» **What this task involves**
Check every line of the records below for the string "list", then report only how many lines have it.

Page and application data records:
####################

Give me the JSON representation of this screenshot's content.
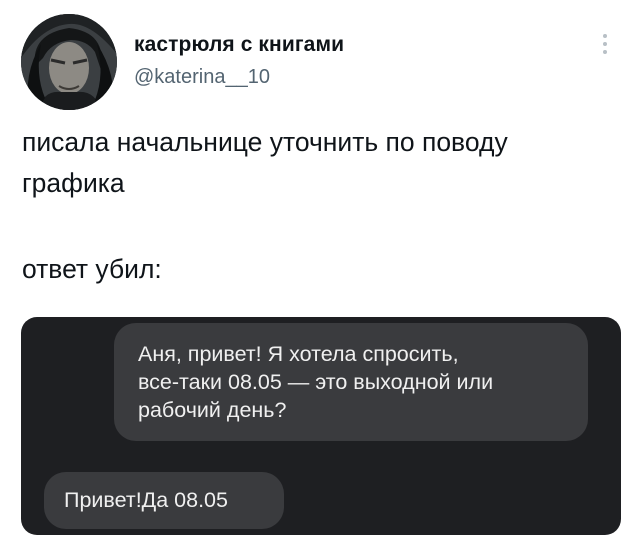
{
  "tweet": {
    "author": {
      "display_name": "кастрюля с книгами",
      "handle": "@katerina__10",
      "avatar": "avatar-image"
    },
    "more_icon": "more-vertical-icon",
    "text_lines": [
      "писала начальнице уточнить по поводу",
      "графика",
      "ответ убил:"
    ]
  },
  "embedded_chat": {
    "background": "#1e1f22",
    "bubble_color": "#3a3b3e",
    "sent_message": {
      "lines": [
        "Аня, привет! Я хотела спросить,",
        "все-таки 08.05 — это выходной или",
        "рабочий день?"
      ]
    },
    "received_message": {
      "text": "Привет!Да 08.05"
    }
  }
}
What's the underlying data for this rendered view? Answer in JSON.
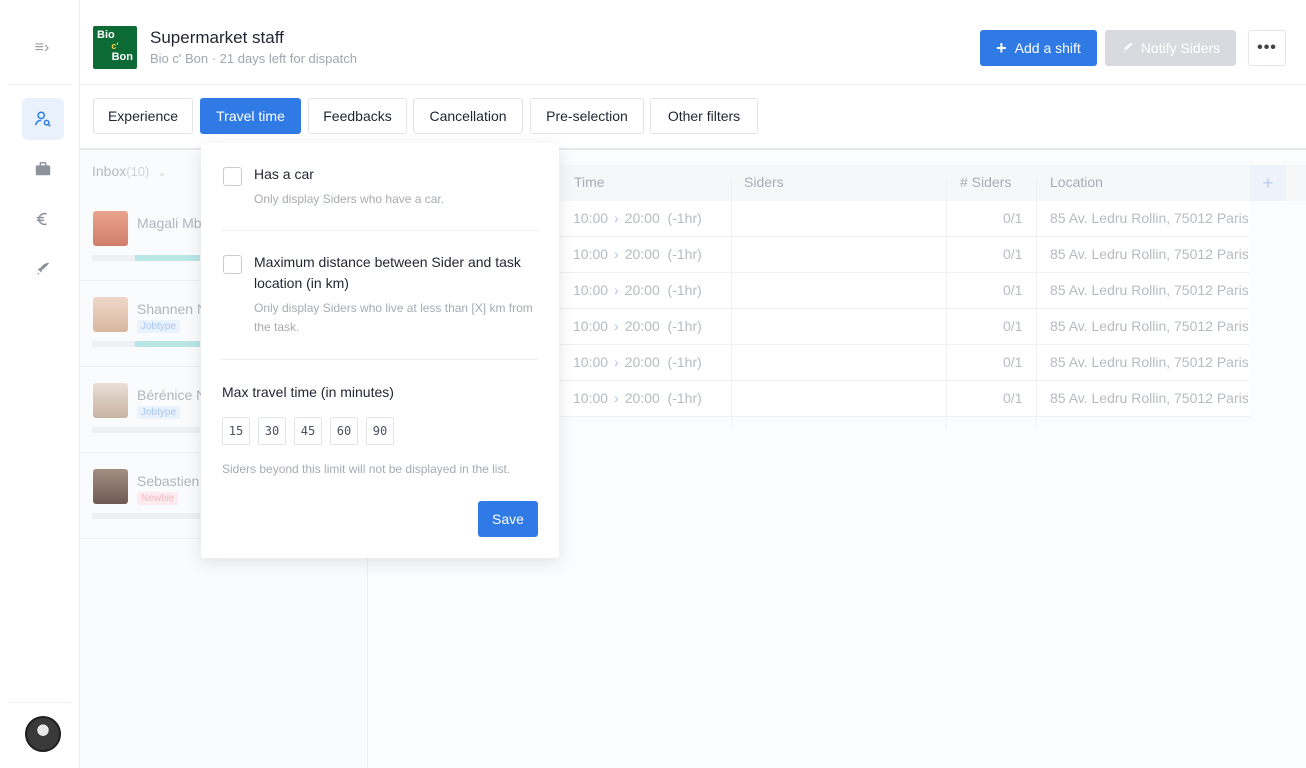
{
  "header": {
    "logo_lines": [
      "Bio",
      "c'",
      "Bon"
    ],
    "title": "Supermarket staff",
    "subtitle": "Bio c' Bon · 21 days left for dispatch",
    "add_shift_label": "Add a shift",
    "notify_label": "Notify Siders",
    "more_label": "•••"
  },
  "sidebar": {
    "collapse_icon": "collapse-menu-icon",
    "items": [
      {
        "icon": "user-search-icon",
        "active": true
      },
      {
        "icon": "briefcase-icon",
        "active": false
      },
      {
        "icon": "euro-icon",
        "active": false
      },
      {
        "icon": "rocket-icon",
        "active": false
      }
    ]
  },
  "filters": [
    {
      "label": "Experience",
      "active": false
    },
    {
      "label": "Travel time",
      "active": true
    },
    {
      "label": "Feedbacks",
      "active": false
    },
    {
      "label": "Cancellation",
      "active": false
    },
    {
      "label": "Pre-selection",
      "active": false
    },
    {
      "label": "Other filters",
      "active": false
    }
  ],
  "inbox": {
    "label": "Inbox",
    "count": "(10)",
    "siders": [
      {
        "name": "Magali Mb",
        "tag": ""
      },
      {
        "name": "Shannen N",
        "tag": "Jobtype"
      },
      {
        "name": "Bérénice N",
        "tag": "Jobtype"
      },
      {
        "name": "Sebastien",
        "tag": "Newbie"
      }
    ]
  },
  "table": {
    "columns": [
      "Time",
      "Siders",
      "# Siders",
      "Location"
    ],
    "rows": [
      {
        "start": "10:00",
        "end": "20:00",
        "break": "(-1hr)",
        "siders": "",
        "count": "0/1",
        "location": "85 Av. Ledru Rollin, 75012 Paris"
      },
      {
        "start": "10:00",
        "end": "20:00",
        "break": "(-1hr)",
        "siders": "",
        "count": "0/1",
        "location": "85 Av. Ledru Rollin, 75012 Paris"
      },
      {
        "start": "10:00",
        "end": "20:00",
        "break": "(-1hr)",
        "siders": "",
        "count": "0/1",
        "location": "85 Av. Ledru Rollin, 75012 Paris"
      },
      {
        "start": "10:00",
        "end": "20:00",
        "break": "(-1hr)",
        "siders": "",
        "count": "0/1",
        "location": "85 Av. Ledru Rollin, 75012 Paris"
      },
      {
        "start": "10:00",
        "end": "20:00",
        "break": "(-1hr)",
        "siders": "",
        "count": "0/1",
        "location": "85 Av. Ledru Rollin, 75012 Paris"
      },
      {
        "start": "10:00",
        "end": "20:00",
        "break": "(-1hr)",
        "siders": "",
        "count": "0/1",
        "location": "85 Av. Ledru Rollin, 75012 Paris"
      }
    ]
  },
  "popover": {
    "has_car_title": "Has a car",
    "has_car_desc": "Only display Siders who have a car.",
    "max_distance_title": "Maximum distance between Sider and task location (in km)",
    "max_distance_desc": "Only display Siders who live at less than [X] km from the task.",
    "max_travel_title": "Max travel time (in minutes)",
    "travel_options": [
      "15",
      "30",
      "45",
      "60",
      "90"
    ],
    "hint": "Siders beyond this limit will not be displayed in the list.",
    "save_label": "Save"
  },
  "colors": {
    "primary": "#2f7ae5",
    "disabled": "#d7dbe0",
    "logo_green": "#0c6b34"
  }
}
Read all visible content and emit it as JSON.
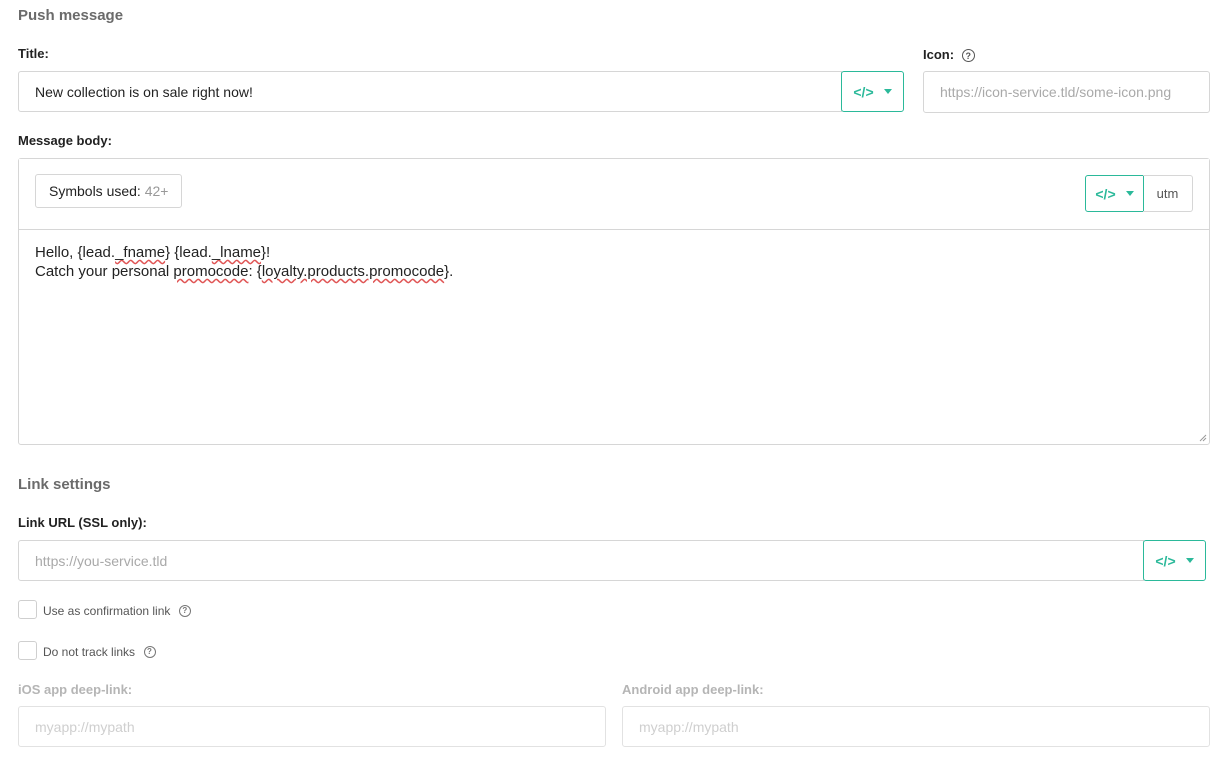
{
  "push": {
    "section_title": "Push message",
    "title_label": "Title:",
    "title_value": "New collection is on sale right now!",
    "icon_label": "Icon:",
    "icon_placeholder": "https://icon-service.tld/some-icon.png",
    "message_label": "Message body:",
    "symbols_label": "Symbols used:",
    "symbols_count": "42+",
    "utm_label": "utm",
    "body_line1": [
      "Hello, {lead.",
      "_fname",
      "} {lead.",
      "_lname",
      "}!"
    ],
    "body_line2": [
      "Catch your personal ",
      "promocode",
      ": {",
      "loyalty.products.promocode",
      "}."
    ]
  },
  "link": {
    "section_title": "Link settings",
    "url_label": "Link URL (SSL only):",
    "url_placeholder": "https://you-service.tld",
    "confirm_label": "Use as confirmation link",
    "notrack_label": "Do not track links",
    "ios_label": "iOS app deep-link:",
    "ios_placeholder": "myapp://mypath",
    "android_label": "Android app deep-link:",
    "android_placeholder": "myapp://mypath"
  },
  "icons": {
    "code": "</>",
    "help": "?"
  },
  "colors": {
    "accent": "#2bb99a",
    "border": "#d6d6d6",
    "squiggle": "#e05555"
  }
}
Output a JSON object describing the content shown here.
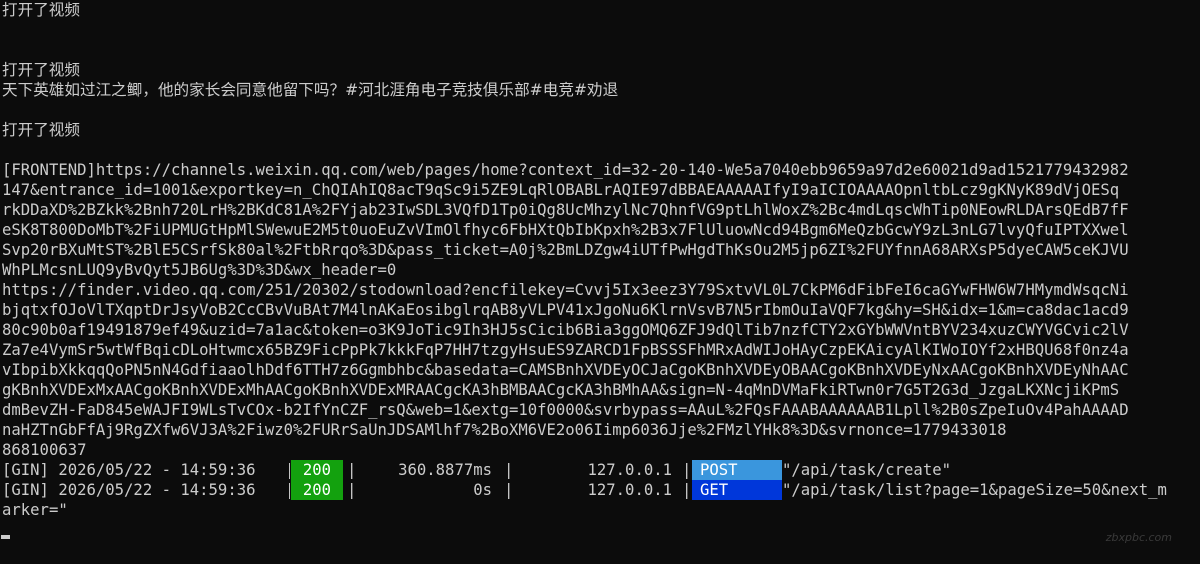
{
  "console": {
    "line_01": "打开了视频",
    "line_02": "",
    "line_03": "",
    "line_04": "打开了视频",
    "line_05": "天下英雄如过江之鲫，他的家长会同意他留下吗？#河北涯角电子竞技俱乐部#电竞#劝退",
    "line_06": "",
    "line_07": "打开了视频",
    "line_08": "",
    "line_09": "[FRONTEND]https://channels.weixin.qq.com/web/pages/home?context_id=32-20-140-We5a7040ebb9659a97d2e60021d9ad1521779432982",
    "line_10": "147&entrance_id=1001&exportkey=n_ChQIAhIQ8acT9qSc9i5ZE9LqRlOBABLrAQIE97dBBAEAAAAAIfyI9aICIOAAAAOpnltbLcz9gKNyK89dVjOESq",
    "line_11": "rkDDaXD%2BZkk%2Bnh720LrH%2BKdC81A%2FYjab23IwSDL3VQfD1Tp0iQg8UcMhzylNc7QhnfVG9ptLhlWoxZ%2Bc4mdLqscWhTip0NEowRLDArsQEdB7fF",
    "line_12": "eSK8T800DoMbT%2FiUPMUGtHpMlSWewuE2M5t0uoEuZvVImOlfhyc6FbHXtQbIbKpxh%2B3x7FlUluowNcd94Bgm6MeQzbGcwY9zL3nLG7lvyQfuIPTXXwel",
    "line_13": "Svp20rBXuMtST%2BlE5CSrfSk80al%2FtbRrqo%3D&pass_ticket=A0j%2BmLDZgw4iUTfPwHgdThKsOu2M5jp6ZI%2FUYfnnA68ARXsP5dyeCAW5ceKJVU",
    "line_14": "WhPLMcsnLUQ9yBvQyt5JB6Ug%3D%3D&wx_header=0",
    "line_15": "https://finder.video.qq.com/251/20302/stodownload?encfilekey=Cvvj5Ix3eez3Y79SxtvVL0L7CkPM6dFibFeI6caGYwFHW6W7HMymdWsqcNi",
    "line_16": "bjqtxfOJoVlTXqptDrJsyVoB2CcCBvVuBAt7M4lnAKaEosibglrqAB8yVLPV41xJgoNu6KlrnVsvB7N5rIbmOuIaVQF7kg&hy=SH&idx=1&m=ca8dac1acd9",
    "line_17": "80c90b0af19491879ef49&uzid=7a1ac&token=o3K9JoTic9Ih3HJ5sCicib6Bia3ggOMQ6ZFJ9dQlTib7nzfCTY2xGYbWWVntBYV234xuzCWYVGCvic2lV",
    "line_18": "Za7e4VymSr5wtWfBqicDLoHtwmcx65BZ9FicPpPk7kkkFqP7HH7tzgyHsuES9ZARCD1FpBSSSFhMRxAdWIJoHAyCzpEKAicyAlKIWoIOYf2xHBQU68f0nz4a",
    "line_19": "vIbpibXkkqqQoPN5nN4GdfiaaolhDdf6TTH7z6Ggmbhbc&basedata=CAMSBnhXVDEyOCJaCgoKBnhXVDEyOBAACgoKBnhXVDEyNxAACgoKBnhXVDEyNhAAC",
    "line_20": "gKBnhXVDExMxAACgoKBnhXVDExMhAACgoKBnhXVDExMRAACgcKA3hBMBAACgcKA3hBMhAA&sign=N-4qMnDVMaFkiRTwn0r7G5T2G3d_JzgaLKXNcjiKPmS",
    "line_21": "dmBevZH-FaD845eWAJFI9WLsTvCOx-b2IfYnCZF_rsQ&web=1&extg=10f0000&svrbypass=AAuL%2FQsFAAABAAAAAAB1Lpll%2B0sZpeIuOv4PahAAAAD",
    "line_22": "naHZTnGbFfAj9RgZXfw6VJ3A%2Fiwz0%2FURrSaUnJDSAMlhf7%2BoXM6VE2o06Iimp6036Jje%2FMzlYHk8%3D&svrnonce=1779433018",
    "line_23": "868100637"
  },
  "gin_rows": [
    {
      "prefix": "[GIN] 2026/05/22 - 14:59:36 ",
      "status": "200",
      "latency": "360.8877ms",
      "ip": "127.0.0.1",
      "method": "POST",
      "path": "\"/api/task/create\""
    },
    {
      "prefix": "[GIN] 2026/05/22 - 14:59:36 ",
      "status": "200",
      "latency": "0s",
      "ip": "127.0.0.1",
      "method": "GET",
      "path": "\"/api/task/list?page=1&pageSize=50&next_m"
    }
  ],
  "console_tail": {
    "line_26": "arker=\""
  },
  "colors": {
    "background": "#0c0c0c",
    "text": "#cccccc",
    "status_ok": "#13a10e",
    "method_post": "#3a96dd",
    "method_get": "#0037da"
  },
  "watermark": "zbxpbc.com"
}
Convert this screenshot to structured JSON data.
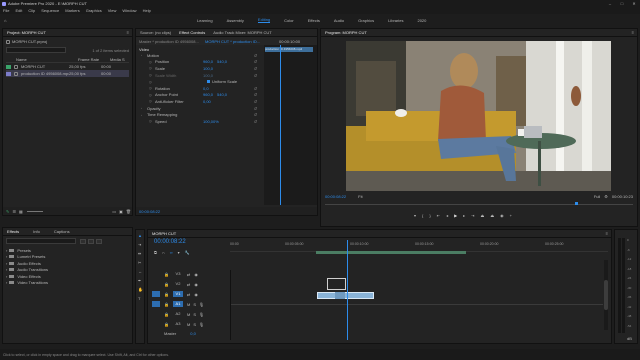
{
  "titlebar": {
    "title": "Adobe Premiere Pro 2020 - E:\\MORPH CUT"
  },
  "menu": [
    "File",
    "Edit",
    "Clip",
    "Sequence",
    "Markers",
    "Graphics",
    "View",
    "Window",
    "Help"
  ],
  "workspaces": [
    "Learning",
    "Assembly",
    "Editing",
    "Color",
    "Effects",
    "Audio",
    "Graphics",
    "Libraries",
    "2020"
  ],
  "active_workspace": "Editing",
  "project": {
    "tab": "Project: MORPH CUT",
    "path": "MORPH CUT.prproj",
    "count": "1 of 2 items selected",
    "columns": [
      "Name",
      "Frame Rate",
      "Media S"
    ],
    "items": [
      {
        "name": "MORPH CUT",
        "fps": "25,00 fps",
        "start": "00:00"
      },
      {
        "name": "production ID 4956008.mp4",
        "fps": "25,00 fps",
        "start": "00:00"
      }
    ]
  },
  "effect_controls": {
    "tabs": [
      "Source: (no clips)",
      "Effect Controls",
      "Audio Track Mixer: MORPH CUT"
    ],
    "active_tab": "Effect Controls",
    "master": "Master * production ID 4956008...",
    "sequence": "MORPH CUT * production ID...",
    "timecode_head": "00:00:10:00",
    "clip_label": "production ID 4956008.mp4",
    "section_video": "Video",
    "fx": [
      {
        "name": "Motion",
        "value": "",
        "value2": "",
        "kind": "group"
      },
      {
        "name": "Position",
        "value": "960,0",
        "value2": "540,0",
        "kind": "prop"
      },
      {
        "name": "Scale",
        "value": "100,0",
        "value2": "",
        "kind": "prop"
      },
      {
        "name": "Scale Width",
        "value": "100,0",
        "value2": "",
        "kind": "dim"
      },
      {
        "name": "",
        "value": "Uniform Scale",
        "value2": "",
        "kind": "check"
      },
      {
        "name": "Rotation",
        "value": "0,0",
        "value2": "",
        "kind": "prop"
      },
      {
        "name": "Anchor Point",
        "value": "960,0",
        "value2": "540,0",
        "kind": "prop"
      },
      {
        "name": "Anti-flicker Filter",
        "value": "0,00",
        "value2": "",
        "kind": "prop"
      },
      {
        "name": "Opacity",
        "value": "",
        "value2": "",
        "kind": "group"
      },
      {
        "name": "Time Remapping",
        "value": "",
        "value2": "",
        "kind": "group"
      },
      {
        "name": "Speed",
        "value": "100,00%",
        "value2": "",
        "kind": "prop"
      }
    ],
    "footer_tc": "00:00:08:22"
  },
  "program": {
    "tab": "Program: MORPH CUT",
    "timecode": "00:00:08:22",
    "fit": "Fit",
    "quality": "Full",
    "duration": "00:00:10:23"
  },
  "effects_panel": {
    "tabs": [
      "Effects",
      "Info",
      "Captions"
    ],
    "active_tab": "Effects",
    "items": [
      "Presets",
      "Lumetri Presets",
      "Audio Effects",
      "Audio Transitions",
      "Video Effects",
      "Video Transitions"
    ]
  },
  "timeline": {
    "tab": "MORPH CUT",
    "timecode": "00:00:08:22",
    "ruler": [
      "00:00",
      "00:00:05:00",
      "00:00:10:00",
      "00:00:15:00",
      "00:00:20:00",
      "00:00:25:00"
    ],
    "tracks": [
      "V3",
      "V2",
      "V1",
      "A1",
      "A2",
      "A3"
    ],
    "master_label": "Master",
    "master_value": "0,0",
    "db_scale": [
      "0",
      "-6",
      "-12",
      "-18",
      "-24",
      "-30",
      "-36",
      "-42",
      "-48",
      "-54"
    ],
    "db_unit": "dB"
  },
  "status": {
    "text": "Click to select, or click in empty space and drag to marquee select. Use Shift, Alt, and Ctrl for other options."
  },
  "colors": {
    "accent": "#2d8ceb",
    "clip": "#8ab4d8",
    "bg": "#1d1d1d",
    "panel": "#232323"
  }
}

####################

» **Result of the exercise**
2